So, there you have the critical take on Small Steps. Okay, now for the fun part, the  contest  announcement. Chicken Spaghetti is sponsoring a drawing on Friday, February 3rd, at noon. I will pick one name out of a hat for a free copy of Small Steps, and I'll mail it (the book, not the hat) to the winner. (We'll worry about address details, etc.,  later.)  If you want to participate, send an e-mail to the following:

(Replace the AT and the DOT with the real things.)

Music Note: Calling Mr. Mozart?

Today is the 250th birthday of Wolfgang Amadeus Mozart. Let's celebrate. The local NPR affiliate is broadcasting lots o' Mozart all day--that's good--but I have books on the mind, as usual. Do any of you wise readers out there have recommendations for a child-friendly biography for any age: the picture-book crew, middle-graders, or hip young adults? Thank you in advance.

Tiny Little Review

The anonymous blogger known as Tiny Little Librarian writes about a picture book that sounds good: One Smart Goose, by Caroline Jayne Church.  Once you read that review, you'll want to see more of TLL's site, especially her "Cast of Characters." Yes, the cast  does include quite a few of us folks known as patrons. Apparently the head of children's services at her branch, Tiny Little Librarian is blogging from a big city, but I don't know which one.

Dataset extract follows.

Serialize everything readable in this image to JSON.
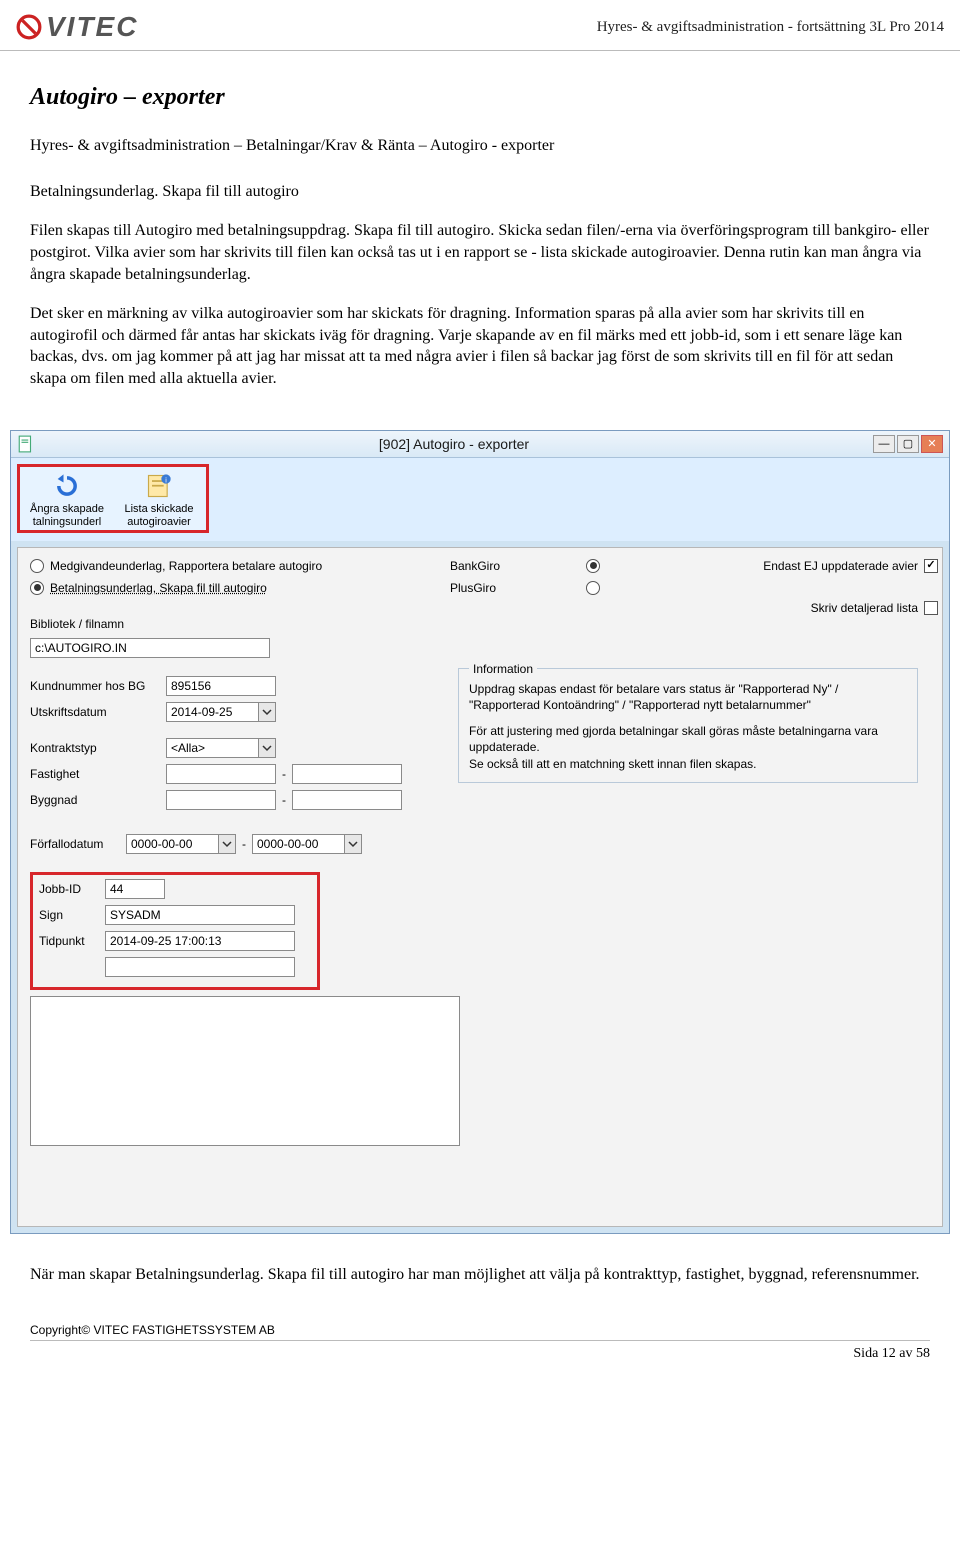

Speaking of goose books, don't forget about the classic Petunia, by Roger Duvoisin. We get a big kick out of Petunia's bad advice to her friends at the farm.

Thanks to TangognaT for the link to TLL.

In with the New, and In with the Old

Last week the author Gail Gauthier wrote a great post on the task of the lit blogger. We need not limit ourselves to writing about new releases, she points out. I wholeheartedly agree. Otherwise, we are covering the same exact ground as newspapers, magazines, and television.

Gail Gauthier writes,

Bloggers can expand the window of opportunity for book promotion from a few months to...forever. We can bring older books to new readers. We can remind readers of books they were interested in but missed in all the pandemonium of new releases. We can expose them to books they would have never considered reading without us.

You can read the whole essay at Gail's blog, Original Content. Scroll down when you get there to the January 19th entry,  "A Mission for Litbloggers."

Recently I went into the Super Duper Bookstore and asked for Barbara Knutson's picture book Love and Roast Chicken, which a smaller publisher  issued last spring.  When the salesperson looked up the book on the computer, she said, "Oh. We never even ordered that one at all." I don't know if she meant the entire chain or just the one store. I do know that it's a wonderful book, and after reading Original Content, I plan to write a longer review of it here!

Name Your Fantasy. But Not Here.

Read Alert is sponsoring a contest. Name your favorite fantasy novel, and you might win a copy of  The Wand in the Word: Conversations with Writers of Fantasy, compiled and edited by Leonard S. Marcus. Written for kids ages 12 and up, this new anthology is due out in March from the U.S. publisher Candlewick.

Read Alert is the blog of the State Library of Victoria's Centre for Youth Literature, in Australia.